**YOUR OBJECTIVE**: A complete response lists each line of the data below that includes the word "JSON".

**ENTRIES SHOWN**:
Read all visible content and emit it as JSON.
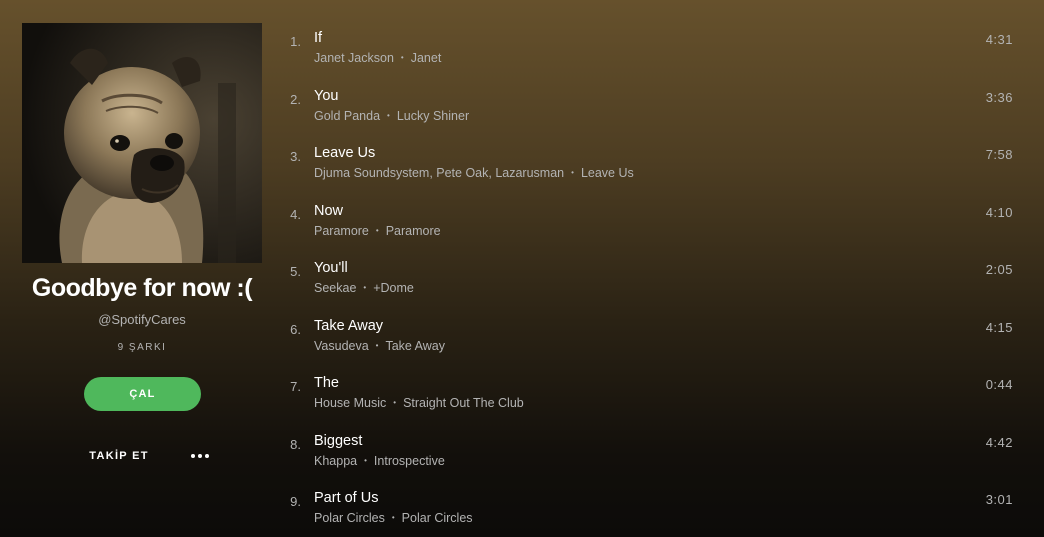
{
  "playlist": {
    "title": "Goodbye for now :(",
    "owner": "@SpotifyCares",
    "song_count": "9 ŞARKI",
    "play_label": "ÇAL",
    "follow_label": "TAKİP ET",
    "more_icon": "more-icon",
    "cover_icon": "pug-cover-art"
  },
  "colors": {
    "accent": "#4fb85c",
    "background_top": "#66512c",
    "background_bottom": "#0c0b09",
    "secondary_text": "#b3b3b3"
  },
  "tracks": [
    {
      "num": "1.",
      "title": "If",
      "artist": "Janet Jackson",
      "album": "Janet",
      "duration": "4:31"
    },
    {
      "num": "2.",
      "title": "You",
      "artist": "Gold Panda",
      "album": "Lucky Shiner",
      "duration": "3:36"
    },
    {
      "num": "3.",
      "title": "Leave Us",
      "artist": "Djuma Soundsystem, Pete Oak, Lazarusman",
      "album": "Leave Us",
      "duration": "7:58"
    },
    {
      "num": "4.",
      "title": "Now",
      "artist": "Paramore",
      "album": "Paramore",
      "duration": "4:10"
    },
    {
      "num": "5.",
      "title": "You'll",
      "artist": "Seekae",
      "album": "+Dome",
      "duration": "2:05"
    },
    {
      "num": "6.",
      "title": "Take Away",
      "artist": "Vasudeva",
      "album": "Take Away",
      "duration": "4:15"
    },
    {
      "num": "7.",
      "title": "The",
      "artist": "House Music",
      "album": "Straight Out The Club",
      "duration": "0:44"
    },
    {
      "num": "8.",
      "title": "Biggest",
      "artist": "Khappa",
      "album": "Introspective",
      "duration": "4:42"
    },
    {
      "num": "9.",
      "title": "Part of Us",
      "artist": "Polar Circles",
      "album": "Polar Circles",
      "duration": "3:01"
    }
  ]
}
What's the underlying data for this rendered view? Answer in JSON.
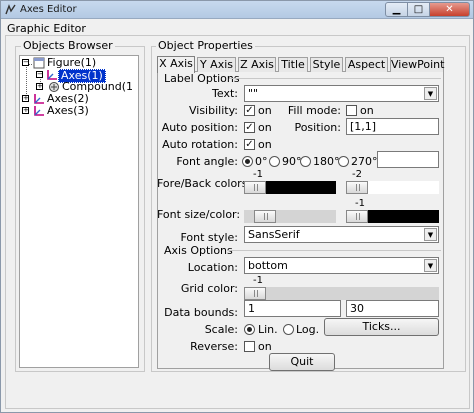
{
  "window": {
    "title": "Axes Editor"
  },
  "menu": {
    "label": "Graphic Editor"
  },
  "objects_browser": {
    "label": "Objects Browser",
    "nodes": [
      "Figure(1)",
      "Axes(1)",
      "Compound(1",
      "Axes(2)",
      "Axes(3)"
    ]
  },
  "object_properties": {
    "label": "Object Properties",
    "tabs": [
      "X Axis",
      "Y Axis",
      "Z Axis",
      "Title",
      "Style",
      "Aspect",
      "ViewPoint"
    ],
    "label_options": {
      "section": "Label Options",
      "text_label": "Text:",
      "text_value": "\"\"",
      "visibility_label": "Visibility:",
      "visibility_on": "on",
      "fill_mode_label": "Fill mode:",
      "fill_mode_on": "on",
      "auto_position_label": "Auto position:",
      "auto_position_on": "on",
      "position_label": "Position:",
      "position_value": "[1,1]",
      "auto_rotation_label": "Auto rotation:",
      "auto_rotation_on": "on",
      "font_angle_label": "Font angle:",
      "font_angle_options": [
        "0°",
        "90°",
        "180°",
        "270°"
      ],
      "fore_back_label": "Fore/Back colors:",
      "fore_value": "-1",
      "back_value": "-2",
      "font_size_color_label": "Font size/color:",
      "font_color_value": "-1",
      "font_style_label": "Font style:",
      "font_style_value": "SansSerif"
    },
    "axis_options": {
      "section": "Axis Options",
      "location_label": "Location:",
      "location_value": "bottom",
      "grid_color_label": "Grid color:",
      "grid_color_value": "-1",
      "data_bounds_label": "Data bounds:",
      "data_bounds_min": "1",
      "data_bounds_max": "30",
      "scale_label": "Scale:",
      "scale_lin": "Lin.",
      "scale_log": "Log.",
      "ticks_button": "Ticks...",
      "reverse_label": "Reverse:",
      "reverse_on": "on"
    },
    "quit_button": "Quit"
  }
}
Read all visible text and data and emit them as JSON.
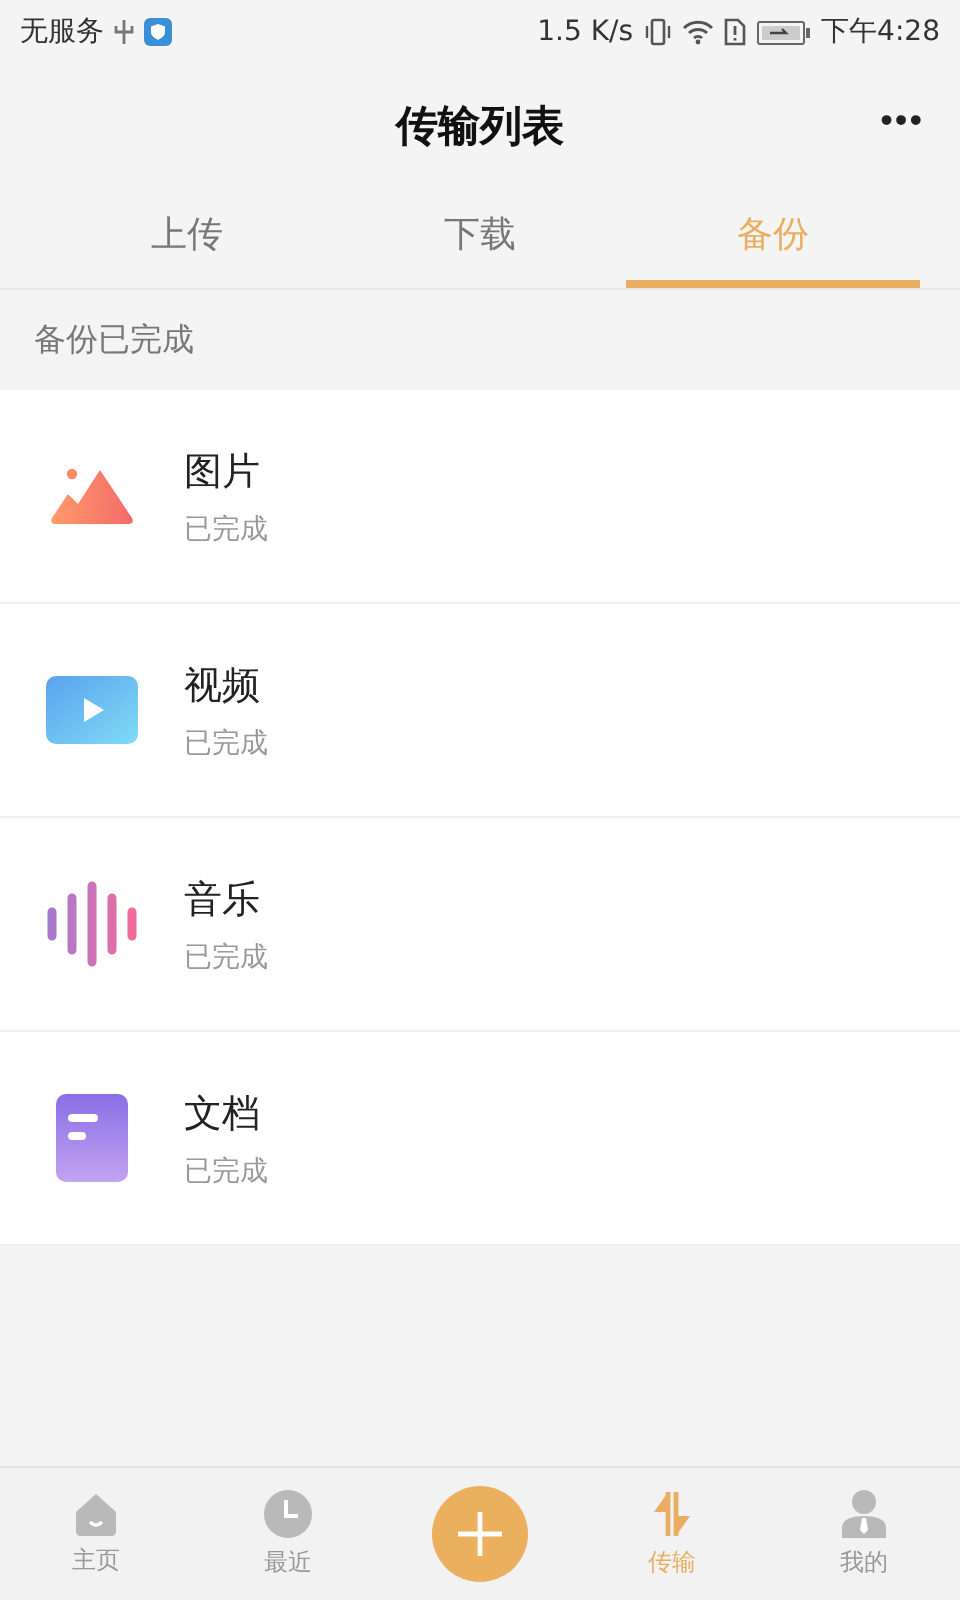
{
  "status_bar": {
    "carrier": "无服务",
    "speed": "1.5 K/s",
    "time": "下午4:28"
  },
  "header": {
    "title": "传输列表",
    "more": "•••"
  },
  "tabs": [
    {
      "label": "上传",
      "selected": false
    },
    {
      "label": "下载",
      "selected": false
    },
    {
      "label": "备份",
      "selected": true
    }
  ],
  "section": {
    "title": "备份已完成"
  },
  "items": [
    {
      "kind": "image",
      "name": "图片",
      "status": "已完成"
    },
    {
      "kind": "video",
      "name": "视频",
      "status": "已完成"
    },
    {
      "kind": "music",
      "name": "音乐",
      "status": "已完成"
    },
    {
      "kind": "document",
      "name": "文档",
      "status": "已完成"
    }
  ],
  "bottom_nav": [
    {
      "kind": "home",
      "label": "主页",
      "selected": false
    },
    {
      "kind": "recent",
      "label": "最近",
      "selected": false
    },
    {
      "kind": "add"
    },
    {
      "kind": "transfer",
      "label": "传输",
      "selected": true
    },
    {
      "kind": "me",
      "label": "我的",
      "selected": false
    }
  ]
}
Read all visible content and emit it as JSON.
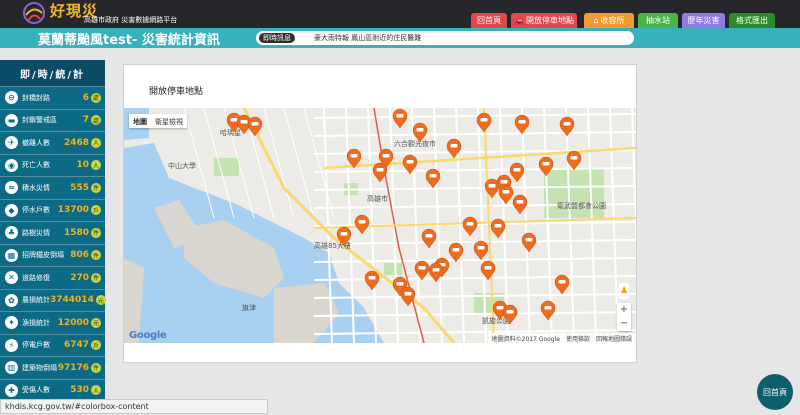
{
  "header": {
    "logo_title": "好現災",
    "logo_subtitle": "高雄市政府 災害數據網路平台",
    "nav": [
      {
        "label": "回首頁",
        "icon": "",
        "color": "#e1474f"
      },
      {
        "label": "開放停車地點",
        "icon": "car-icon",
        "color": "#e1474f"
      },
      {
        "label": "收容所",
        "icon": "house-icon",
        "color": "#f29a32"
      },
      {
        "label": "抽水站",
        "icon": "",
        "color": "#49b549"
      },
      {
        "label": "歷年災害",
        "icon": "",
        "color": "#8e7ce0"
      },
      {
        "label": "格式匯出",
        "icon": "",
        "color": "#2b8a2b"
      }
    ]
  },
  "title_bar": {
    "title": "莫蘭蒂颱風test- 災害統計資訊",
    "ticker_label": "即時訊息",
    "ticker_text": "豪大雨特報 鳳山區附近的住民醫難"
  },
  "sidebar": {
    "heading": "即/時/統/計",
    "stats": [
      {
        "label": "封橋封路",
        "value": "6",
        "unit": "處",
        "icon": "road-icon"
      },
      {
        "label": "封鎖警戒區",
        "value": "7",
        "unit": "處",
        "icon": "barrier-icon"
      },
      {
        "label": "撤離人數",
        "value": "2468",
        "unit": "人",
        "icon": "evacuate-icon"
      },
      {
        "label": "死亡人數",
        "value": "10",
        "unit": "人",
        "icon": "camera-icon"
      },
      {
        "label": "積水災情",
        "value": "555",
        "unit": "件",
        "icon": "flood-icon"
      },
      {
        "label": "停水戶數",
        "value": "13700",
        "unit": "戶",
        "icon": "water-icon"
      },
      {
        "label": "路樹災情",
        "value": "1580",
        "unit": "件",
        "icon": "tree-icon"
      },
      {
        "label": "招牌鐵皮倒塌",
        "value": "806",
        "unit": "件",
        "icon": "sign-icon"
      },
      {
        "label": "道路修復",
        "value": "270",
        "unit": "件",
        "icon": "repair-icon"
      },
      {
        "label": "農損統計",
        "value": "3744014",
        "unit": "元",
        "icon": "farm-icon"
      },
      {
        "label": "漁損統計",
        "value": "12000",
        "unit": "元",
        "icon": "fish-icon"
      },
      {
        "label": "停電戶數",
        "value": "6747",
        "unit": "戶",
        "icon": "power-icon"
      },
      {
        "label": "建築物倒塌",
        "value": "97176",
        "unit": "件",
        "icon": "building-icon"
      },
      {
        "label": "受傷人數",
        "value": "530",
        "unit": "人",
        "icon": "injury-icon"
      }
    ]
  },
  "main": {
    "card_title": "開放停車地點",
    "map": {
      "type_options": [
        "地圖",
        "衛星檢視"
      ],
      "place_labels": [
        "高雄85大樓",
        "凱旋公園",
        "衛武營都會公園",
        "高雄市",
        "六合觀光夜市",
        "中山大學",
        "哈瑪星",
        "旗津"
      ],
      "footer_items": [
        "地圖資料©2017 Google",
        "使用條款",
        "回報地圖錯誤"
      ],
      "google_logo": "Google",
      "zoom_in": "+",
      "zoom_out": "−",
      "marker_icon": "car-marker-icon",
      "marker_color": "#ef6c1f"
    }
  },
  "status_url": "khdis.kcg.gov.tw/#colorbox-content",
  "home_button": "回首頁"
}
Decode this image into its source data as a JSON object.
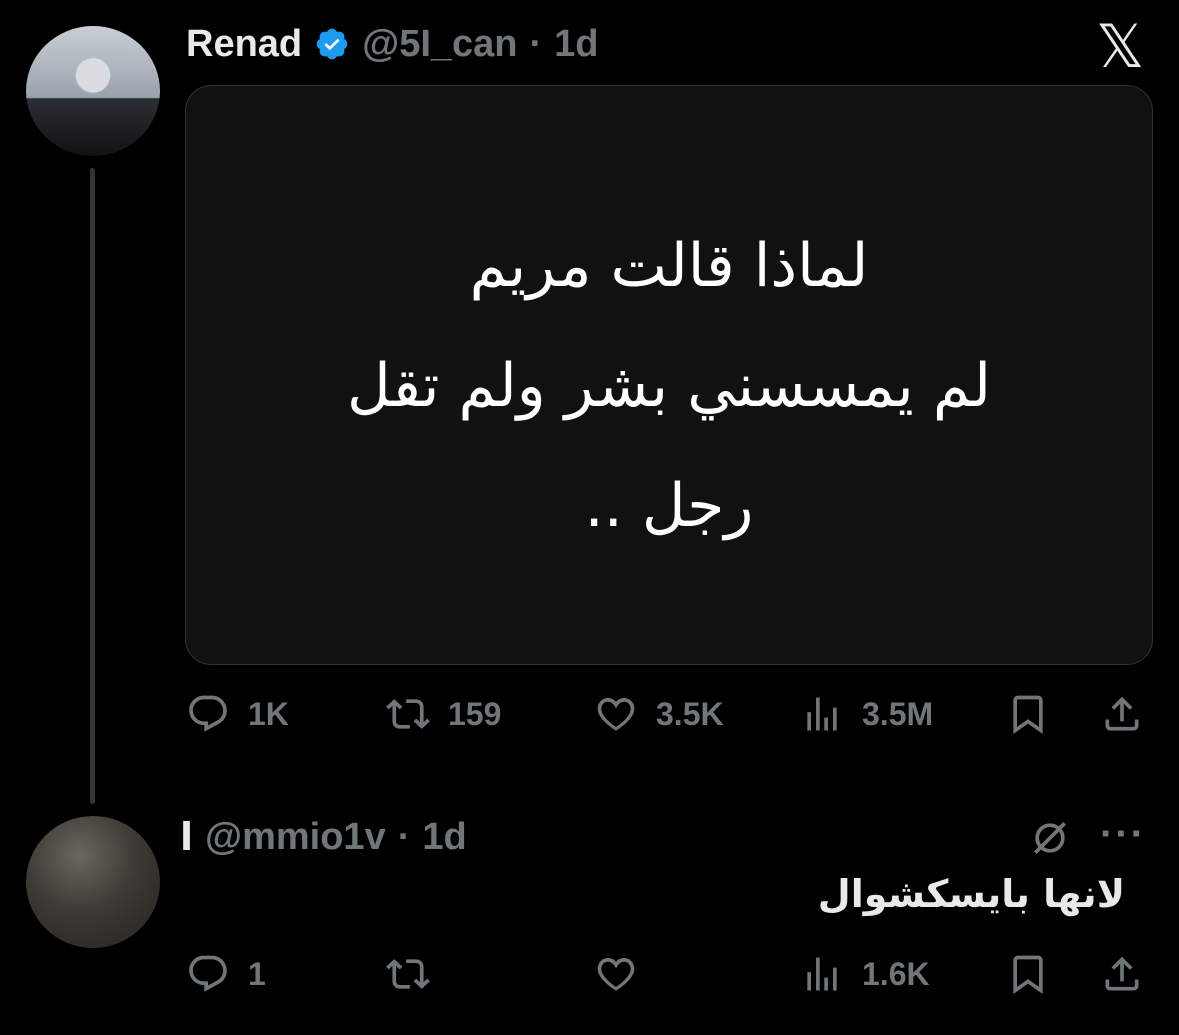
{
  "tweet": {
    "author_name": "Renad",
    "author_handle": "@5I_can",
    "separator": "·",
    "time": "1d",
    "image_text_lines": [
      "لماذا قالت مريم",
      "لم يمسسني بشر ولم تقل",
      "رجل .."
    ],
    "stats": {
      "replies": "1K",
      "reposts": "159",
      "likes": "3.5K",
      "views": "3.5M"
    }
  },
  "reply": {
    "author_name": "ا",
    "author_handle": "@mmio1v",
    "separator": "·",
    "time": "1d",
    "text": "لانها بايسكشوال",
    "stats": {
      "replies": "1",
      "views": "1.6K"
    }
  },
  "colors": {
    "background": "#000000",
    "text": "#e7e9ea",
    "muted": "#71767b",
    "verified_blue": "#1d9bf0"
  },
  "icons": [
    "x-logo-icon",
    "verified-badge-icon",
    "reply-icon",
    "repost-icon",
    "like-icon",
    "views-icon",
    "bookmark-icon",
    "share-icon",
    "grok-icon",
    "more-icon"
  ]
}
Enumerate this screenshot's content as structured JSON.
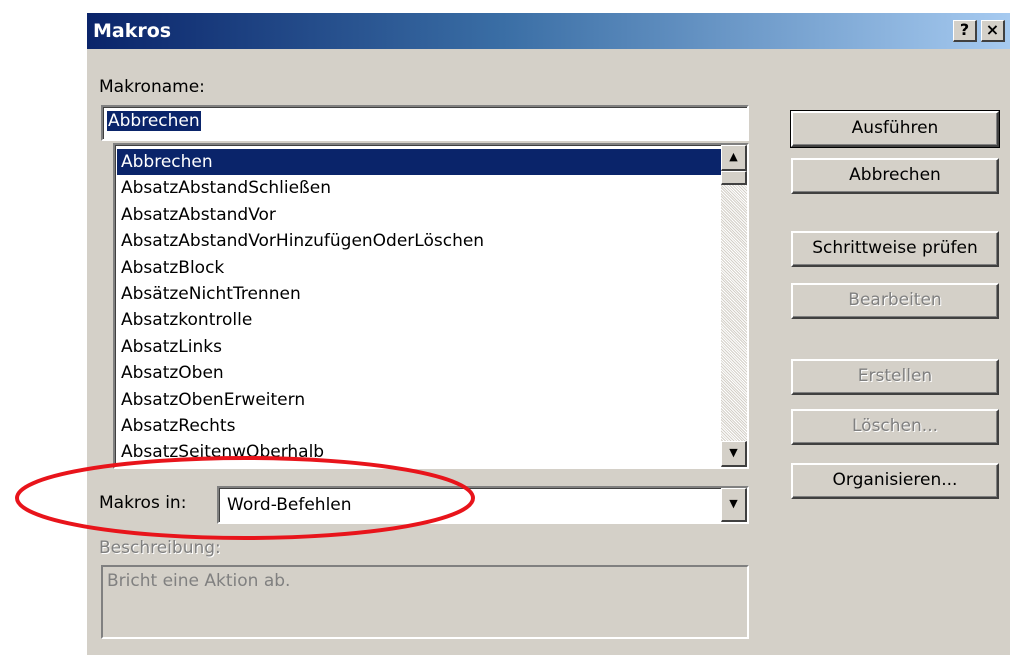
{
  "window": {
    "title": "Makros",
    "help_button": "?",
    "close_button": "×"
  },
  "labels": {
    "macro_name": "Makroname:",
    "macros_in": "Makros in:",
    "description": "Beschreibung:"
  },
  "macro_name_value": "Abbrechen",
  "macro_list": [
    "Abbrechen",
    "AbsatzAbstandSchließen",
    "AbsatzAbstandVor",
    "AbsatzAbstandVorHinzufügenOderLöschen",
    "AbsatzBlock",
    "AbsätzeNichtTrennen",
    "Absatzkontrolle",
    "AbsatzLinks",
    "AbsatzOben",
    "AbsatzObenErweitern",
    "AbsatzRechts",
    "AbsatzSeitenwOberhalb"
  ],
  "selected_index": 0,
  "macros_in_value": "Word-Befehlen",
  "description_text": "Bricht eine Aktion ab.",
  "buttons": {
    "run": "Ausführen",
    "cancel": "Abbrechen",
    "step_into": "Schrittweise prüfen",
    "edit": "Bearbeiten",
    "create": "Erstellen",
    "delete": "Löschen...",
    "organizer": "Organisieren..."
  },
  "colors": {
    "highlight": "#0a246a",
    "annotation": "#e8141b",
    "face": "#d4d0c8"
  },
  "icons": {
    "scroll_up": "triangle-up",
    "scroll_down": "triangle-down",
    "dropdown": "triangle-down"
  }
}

**WRITTEN RESPONSE**:
Read all visible content and emit it as JSON.
What's the underlying data for this rendered view? Answer in JSON.
Read all visible text and data and emit them as JSON.
Read all visible content and emit it as JSON.
Decode this image into its source data as a JSON object.
Enumerate this screenshot's content as structured JSON.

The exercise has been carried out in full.